there though, it was far more attractive than the books that surrounded it."
Hidden Camera by Zoran Živković
reviewed by Georges T. Dodds
It's the story of an undertaker who comes home to find a mysterious envelope stuck in his apartment
door, drawing him into a sequence of increasingly bizarre adventures, which he believes for some time to be a The
Truman Show-Candid Camera-like reality show. There's a death-life thing going on, a critique of modern
mediatized society, and plenty of paranoia to boot.
reviewed by David Soyka
The 200th issue marks a number of important milestones, not the least of which is that it has reached
this many issues -- and seems positioned to exceed it -- when not too long ago it seemed teetering towards extinction. To celebrate,
this issue is particularly slick, with full glossy color throughout. Moreover,
editor/publisher Andy Cox seems to have hit on a formula that, in terms of both graphic presentation and content,
improves on the issues that struggled through the transition from David Pringle's venerable "old" Interzone.
Amber in the Over World by Jonathan Fesmire
reviewed by Lisa DuMond
Amber, if we were to see her, would appear to be a perfectly normal human young woman. Don't be fooled! In her
home world, she is not just a dragon, but a princess. An impetuous princess who tries to stop a murderous wizard from
attacking in the Over World, only to find herself in a place she never imagined existed. Now, she must protect
the "Custodian" or see everything she loves destroyed.
A Conversation With Jonathan Fesmire
An interview with Lisa DuMond
On choosing to do a YA novel:
"When I wrote Amber In The Over World, I was thinking of all the YA fantasy I've enjoyed. L. Frank
Baum's Oz books, the Harry Potter series, and The Chronicles of Prydain are among

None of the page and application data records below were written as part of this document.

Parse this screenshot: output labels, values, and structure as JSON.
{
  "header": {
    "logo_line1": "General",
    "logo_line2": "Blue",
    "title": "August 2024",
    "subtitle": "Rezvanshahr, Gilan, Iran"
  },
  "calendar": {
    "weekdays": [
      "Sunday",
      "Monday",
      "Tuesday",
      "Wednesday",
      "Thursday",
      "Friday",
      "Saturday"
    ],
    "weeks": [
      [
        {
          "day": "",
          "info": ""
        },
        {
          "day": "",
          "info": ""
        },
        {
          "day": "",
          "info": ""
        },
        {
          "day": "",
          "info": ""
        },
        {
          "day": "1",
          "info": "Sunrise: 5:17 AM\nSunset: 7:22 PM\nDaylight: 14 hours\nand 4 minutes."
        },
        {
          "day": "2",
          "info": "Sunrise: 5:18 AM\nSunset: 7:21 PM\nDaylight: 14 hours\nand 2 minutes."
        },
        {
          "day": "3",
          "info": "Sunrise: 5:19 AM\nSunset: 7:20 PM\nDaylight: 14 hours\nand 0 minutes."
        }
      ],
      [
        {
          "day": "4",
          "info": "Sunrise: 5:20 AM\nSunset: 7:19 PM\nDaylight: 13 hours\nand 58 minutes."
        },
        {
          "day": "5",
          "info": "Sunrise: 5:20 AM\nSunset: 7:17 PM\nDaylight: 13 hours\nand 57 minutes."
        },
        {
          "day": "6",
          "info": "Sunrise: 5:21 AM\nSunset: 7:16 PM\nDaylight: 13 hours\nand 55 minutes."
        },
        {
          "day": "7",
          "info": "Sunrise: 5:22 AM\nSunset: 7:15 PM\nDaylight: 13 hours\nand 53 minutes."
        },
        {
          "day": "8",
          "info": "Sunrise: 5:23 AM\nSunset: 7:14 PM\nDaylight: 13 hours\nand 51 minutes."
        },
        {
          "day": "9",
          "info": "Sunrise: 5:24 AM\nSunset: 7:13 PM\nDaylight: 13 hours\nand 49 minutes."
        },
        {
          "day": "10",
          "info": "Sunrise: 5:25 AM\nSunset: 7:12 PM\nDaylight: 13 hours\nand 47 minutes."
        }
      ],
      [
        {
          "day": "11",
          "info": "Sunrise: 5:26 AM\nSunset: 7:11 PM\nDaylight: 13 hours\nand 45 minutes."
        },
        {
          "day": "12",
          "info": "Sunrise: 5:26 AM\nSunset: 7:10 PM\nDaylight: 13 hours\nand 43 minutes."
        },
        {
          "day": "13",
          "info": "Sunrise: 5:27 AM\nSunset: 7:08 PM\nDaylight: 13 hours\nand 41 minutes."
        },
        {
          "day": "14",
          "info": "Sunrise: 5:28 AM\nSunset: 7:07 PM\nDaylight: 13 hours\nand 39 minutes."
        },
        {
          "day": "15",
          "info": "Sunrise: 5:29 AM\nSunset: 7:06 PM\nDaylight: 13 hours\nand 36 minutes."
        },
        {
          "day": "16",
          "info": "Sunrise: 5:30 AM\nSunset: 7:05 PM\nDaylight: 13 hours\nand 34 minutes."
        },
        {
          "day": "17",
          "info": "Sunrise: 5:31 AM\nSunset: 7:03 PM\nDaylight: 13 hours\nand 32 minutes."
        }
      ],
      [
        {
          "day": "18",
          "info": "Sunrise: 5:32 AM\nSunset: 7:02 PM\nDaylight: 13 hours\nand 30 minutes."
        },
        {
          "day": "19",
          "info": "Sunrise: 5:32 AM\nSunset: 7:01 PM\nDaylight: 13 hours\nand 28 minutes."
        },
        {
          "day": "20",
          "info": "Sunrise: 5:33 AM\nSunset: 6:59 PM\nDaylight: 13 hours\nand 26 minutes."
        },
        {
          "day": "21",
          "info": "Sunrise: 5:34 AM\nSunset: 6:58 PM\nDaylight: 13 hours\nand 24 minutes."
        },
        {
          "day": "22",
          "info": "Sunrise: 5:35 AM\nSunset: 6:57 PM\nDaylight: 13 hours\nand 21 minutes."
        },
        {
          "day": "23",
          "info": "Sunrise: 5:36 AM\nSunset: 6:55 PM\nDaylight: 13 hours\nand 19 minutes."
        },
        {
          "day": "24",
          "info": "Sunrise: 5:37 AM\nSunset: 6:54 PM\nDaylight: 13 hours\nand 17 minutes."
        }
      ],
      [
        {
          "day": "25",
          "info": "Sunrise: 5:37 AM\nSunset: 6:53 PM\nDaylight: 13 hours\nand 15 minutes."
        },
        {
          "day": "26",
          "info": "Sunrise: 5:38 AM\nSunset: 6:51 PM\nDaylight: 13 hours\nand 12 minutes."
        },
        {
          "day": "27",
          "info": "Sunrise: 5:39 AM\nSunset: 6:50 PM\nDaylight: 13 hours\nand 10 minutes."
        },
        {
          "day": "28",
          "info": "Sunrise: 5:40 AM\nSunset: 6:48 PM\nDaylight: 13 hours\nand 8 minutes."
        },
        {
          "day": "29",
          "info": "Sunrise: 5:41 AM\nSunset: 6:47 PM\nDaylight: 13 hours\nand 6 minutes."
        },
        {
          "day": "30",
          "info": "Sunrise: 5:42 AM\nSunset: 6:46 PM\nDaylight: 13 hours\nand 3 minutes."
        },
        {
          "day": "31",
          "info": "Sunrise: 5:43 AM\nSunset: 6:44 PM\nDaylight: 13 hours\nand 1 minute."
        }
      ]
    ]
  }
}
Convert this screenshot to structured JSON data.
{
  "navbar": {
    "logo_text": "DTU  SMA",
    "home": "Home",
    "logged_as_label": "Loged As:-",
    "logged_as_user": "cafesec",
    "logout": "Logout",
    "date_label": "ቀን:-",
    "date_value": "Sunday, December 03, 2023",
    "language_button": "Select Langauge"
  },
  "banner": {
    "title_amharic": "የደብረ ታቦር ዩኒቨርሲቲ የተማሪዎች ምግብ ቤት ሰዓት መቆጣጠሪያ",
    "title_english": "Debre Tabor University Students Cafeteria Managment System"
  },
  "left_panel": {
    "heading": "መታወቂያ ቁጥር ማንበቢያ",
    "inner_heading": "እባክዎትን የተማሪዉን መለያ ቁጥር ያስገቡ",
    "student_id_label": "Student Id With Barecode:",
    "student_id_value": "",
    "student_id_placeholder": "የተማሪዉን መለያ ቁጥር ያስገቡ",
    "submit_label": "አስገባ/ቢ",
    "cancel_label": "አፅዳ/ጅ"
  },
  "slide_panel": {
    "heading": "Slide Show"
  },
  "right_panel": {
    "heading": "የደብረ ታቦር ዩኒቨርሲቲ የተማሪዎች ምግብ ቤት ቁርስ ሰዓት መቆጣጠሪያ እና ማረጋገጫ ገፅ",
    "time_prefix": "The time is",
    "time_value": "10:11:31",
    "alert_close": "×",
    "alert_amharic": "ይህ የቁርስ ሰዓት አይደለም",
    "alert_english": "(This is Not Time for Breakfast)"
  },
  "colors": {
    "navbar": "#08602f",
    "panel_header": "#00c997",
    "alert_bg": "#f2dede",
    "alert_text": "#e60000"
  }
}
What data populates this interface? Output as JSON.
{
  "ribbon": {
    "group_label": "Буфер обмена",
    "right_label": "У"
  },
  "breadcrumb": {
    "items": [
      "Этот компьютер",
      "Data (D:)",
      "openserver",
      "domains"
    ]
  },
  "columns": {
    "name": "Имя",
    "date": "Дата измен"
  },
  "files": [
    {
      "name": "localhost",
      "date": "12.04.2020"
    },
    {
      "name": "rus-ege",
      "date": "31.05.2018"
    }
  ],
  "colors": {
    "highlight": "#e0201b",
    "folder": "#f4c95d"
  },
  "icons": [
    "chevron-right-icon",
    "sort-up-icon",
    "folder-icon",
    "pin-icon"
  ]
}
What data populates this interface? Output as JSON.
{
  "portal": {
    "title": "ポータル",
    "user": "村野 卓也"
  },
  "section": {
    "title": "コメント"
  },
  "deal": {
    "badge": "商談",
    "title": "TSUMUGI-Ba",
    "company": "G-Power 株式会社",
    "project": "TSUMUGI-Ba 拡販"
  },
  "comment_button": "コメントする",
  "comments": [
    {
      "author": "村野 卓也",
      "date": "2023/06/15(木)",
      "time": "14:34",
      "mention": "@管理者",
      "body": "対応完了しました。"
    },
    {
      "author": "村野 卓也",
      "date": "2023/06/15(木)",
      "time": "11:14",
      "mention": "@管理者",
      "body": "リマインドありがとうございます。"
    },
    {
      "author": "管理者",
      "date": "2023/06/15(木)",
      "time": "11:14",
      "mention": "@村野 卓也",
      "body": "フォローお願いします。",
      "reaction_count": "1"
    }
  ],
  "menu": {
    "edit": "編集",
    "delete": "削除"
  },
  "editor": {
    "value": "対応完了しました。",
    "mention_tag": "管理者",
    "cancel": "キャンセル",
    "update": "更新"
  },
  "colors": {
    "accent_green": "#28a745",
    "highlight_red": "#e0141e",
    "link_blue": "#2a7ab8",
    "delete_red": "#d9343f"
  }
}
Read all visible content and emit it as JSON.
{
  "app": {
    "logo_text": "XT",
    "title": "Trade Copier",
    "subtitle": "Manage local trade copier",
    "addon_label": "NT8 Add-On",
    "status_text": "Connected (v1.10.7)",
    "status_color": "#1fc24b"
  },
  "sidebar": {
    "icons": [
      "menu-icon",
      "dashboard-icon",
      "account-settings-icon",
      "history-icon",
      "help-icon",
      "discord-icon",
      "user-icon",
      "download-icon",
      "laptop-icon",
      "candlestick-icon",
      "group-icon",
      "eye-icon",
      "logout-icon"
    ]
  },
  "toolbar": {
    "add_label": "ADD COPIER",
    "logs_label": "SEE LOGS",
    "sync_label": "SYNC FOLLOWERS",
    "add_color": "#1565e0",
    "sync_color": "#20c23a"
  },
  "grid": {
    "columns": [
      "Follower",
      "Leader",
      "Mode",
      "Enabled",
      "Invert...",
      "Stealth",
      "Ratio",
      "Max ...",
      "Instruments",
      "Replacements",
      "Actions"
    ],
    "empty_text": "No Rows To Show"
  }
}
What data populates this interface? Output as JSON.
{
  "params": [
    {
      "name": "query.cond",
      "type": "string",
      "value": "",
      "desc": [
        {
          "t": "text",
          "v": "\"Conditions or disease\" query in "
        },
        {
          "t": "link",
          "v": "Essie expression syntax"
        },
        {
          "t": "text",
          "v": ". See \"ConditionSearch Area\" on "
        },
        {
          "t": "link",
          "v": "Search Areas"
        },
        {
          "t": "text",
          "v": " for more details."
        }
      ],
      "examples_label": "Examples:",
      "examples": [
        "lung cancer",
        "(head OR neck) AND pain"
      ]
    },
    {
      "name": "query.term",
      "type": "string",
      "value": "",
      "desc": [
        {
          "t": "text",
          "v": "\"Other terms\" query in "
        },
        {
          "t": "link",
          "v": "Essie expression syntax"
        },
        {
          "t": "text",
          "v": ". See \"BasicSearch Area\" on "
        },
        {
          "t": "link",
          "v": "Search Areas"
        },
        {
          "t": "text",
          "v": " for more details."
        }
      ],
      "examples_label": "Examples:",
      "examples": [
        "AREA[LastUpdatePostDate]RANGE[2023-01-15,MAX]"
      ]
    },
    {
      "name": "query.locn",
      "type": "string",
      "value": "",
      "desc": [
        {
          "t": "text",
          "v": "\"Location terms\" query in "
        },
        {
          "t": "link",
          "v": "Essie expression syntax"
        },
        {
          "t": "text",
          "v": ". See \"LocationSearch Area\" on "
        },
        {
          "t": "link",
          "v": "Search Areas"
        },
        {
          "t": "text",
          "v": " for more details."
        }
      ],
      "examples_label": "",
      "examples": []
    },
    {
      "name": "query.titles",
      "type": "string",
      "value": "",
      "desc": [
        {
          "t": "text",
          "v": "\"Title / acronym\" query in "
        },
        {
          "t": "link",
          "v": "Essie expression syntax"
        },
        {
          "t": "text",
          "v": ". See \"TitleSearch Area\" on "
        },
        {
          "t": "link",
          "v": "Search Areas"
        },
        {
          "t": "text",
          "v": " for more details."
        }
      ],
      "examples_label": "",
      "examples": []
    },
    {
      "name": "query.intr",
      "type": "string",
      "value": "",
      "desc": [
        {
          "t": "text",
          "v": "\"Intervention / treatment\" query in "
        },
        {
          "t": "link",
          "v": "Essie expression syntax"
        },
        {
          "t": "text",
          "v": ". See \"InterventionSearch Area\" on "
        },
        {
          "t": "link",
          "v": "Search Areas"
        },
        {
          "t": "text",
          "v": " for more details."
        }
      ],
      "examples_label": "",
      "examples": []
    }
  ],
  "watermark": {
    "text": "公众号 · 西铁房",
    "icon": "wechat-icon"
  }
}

my favorites. I also wanted to write a book for my daughter."
reviewed by Donna McMahon
Gilna is an apprentice "perfumer" -- an expert in the mixing of medicines, incense and scented oils. After studying in the
plains city of Nenaril Jad, she returns to her home village of Rehinau in the foothills to continue her apprenticeship. But
her studies are far from complete when the village is devastated -- first by a plague that kills the majority of her
people and then by barbarians who slaughter the survivors and take their children captive.
Black Brillion by Matthew Hughes
reviewed by Peter D. Tillman
The story opens with probationary policeman Baro Harkless hot on the trail of the notorious con-man Luff
Imbry. Harkless gets his man, and a promotion too, but with a surprising twist: Harkless finds himself teamed with Imbry
to track yet another con-man, the even-more notorious Horslan Gebbling. Gebbling, masquerading as Father Olwyn, Sacredotal
Eminence, is organizing a landship cruise across the great plain of the Swept, presumably to fleece the passengers....
Veniss Underground by Jeff VanderMeer
reviewed by William Thompson
Set within some far distant dystopian future in which human habitation has been confined to isolated and walled city-states, and
the natural environment utterly destroyed, life begins in artificial vats, conception created in the imagination of genetic
bioneers, birth an expression of the Living Arts. No longer limited to creating inanimate objects with mere paint and brushes,
the artists of this world fashion their work instead out of the genetic clay of flesh and bio-mechanics.